The falcon cannot hear the falconer;
Things fall apart; the centre cannot hold;
Mere anarchy is loosed upon the world,
The blood-dimmed tide is loosed, and everywhere
The ceremony of innocence is drowned;
The best lack all conviction, while the worst
Are full of passionate intensity.

Surely some revelation is at hand;
Surely the Second Coming is at hand.
The Second Coming! Hardly are those words out
When a vast image out of Spiritus Mundi
Troubles my sight: somewhere in sands of the desert
A shape with lion body and the head of a man,
A gaze blank and pitiless as the sun,
Is moving its slow thighs, while all about it
Reel shadows of the indignant desert birds.
The darkness drops again; but now I know
That twenty centuries of stony sleep
Were vexed to nightmare by a rocking cradle,
And what rough beast, its hour come round at last,
Slouches towards Bethlehem to be born?

Continue reading “Things Fall Apart”

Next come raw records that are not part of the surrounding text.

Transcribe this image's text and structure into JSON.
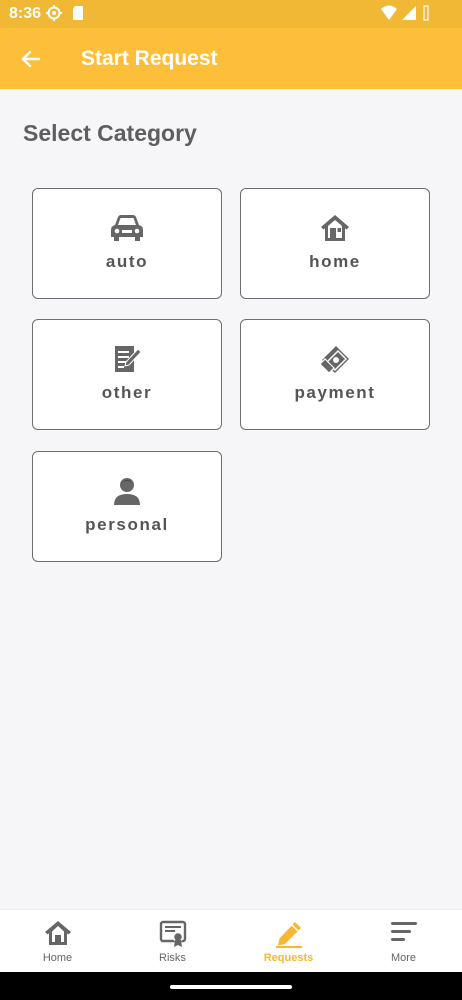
{
  "status": {
    "time": "8:36"
  },
  "app_bar": {
    "title": "Start Request"
  },
  "section": {
    "title": "Select Category"
  },
  "categories": [
    {
      "label": "auto",
      "icon": "car-icon"
    },
    {
      "label": "home",
      "icon": "house-icon"
    },
    {
      "label": "other",
      "icon": "document-edit-icon"
    },
    {
      "label": "payment",
      "icon": "money-icon"
    },
    {
      "label": "personal",
      "icon": "person-icon"
    }
  ],
  "bottom_nav": {
    "items": [
      {
        "label": "Home",
        "icon": "home-icon"
      },
      {
        "label": "Risks",
        "icon": "certificate-icon"
      },
      {
        "label": "Requests",
        "icon": "pencil-icon",
        "active": true
      },
      {
        "label": "More",
        "icon": "menu-icon"
      }
    ]
  },
  "colors": {
    "accent": "#fdbf3a",
    "status_bar": "#f0b835",
    "active_nav": "#f7b733",
    "text_gray": "#5e5e62"
  }
}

My Tribe

Where is the Yellow Press now?  Those sophists and idealists with black tongues and red eyes.  Where are the critical flames and biting wits?  Are they all napping?

Where are the monkey-wrenchers now?  Those bloody-fisted ape men in dusty overalls and leather aprons.  Where are the passion and conviction that saves us from pleasantry?  Are they all home doing laundry?

Where the hell are the ragabash?  Those tattered and torn fools in harlequin capes and pointed hats, brandishing an unfired spit-wad at celebrity.  Where are the sticks and wands and fingers of the questioners?  Are they all unceremoniously employed?

And where are the satirists of Rome?  Those nobles with black fingers and blacker hearts?  Where are the sacred pins to prick and pop the inflations of the self-important? Are they lost unsung in the glass jungle?

Where are the legions of ingrates?  Where are the hordes of rebels?  Where are the firestorms of revolutionaries?  Where are the mutters of miscreants?  Where are my brothers and sisters?